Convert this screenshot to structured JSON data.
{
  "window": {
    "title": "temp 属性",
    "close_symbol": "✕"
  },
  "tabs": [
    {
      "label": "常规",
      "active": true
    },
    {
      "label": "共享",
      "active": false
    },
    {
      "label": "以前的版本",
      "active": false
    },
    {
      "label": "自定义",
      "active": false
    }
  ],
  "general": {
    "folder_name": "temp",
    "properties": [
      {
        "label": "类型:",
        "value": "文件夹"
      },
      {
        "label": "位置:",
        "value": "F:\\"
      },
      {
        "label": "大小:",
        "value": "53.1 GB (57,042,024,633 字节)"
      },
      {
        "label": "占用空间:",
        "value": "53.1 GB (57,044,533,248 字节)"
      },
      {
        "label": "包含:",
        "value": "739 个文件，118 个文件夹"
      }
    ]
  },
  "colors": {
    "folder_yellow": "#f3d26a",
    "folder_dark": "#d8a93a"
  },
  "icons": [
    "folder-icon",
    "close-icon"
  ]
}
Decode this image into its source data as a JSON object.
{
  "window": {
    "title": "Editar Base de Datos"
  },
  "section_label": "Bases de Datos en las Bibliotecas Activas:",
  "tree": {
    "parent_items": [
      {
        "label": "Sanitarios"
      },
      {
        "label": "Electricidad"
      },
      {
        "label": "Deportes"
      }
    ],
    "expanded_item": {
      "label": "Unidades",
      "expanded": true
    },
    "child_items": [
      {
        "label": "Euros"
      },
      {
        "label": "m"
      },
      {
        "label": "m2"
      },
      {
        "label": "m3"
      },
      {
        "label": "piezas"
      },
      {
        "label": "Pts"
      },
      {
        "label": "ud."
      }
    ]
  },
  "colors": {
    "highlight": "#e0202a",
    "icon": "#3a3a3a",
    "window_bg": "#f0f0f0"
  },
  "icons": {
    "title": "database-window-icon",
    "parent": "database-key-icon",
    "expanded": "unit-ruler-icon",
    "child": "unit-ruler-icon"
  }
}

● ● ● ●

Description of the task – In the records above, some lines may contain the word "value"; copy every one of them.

Answer to this task –
        "value": "文件夹"
        "value": "F:\\"
        "value": "53.1 GB (57,042,024,633 字节)"
        "value": "53.1 GB (57,044,533,248 字节)"
        "value": "739 个文件，118 个文件夹"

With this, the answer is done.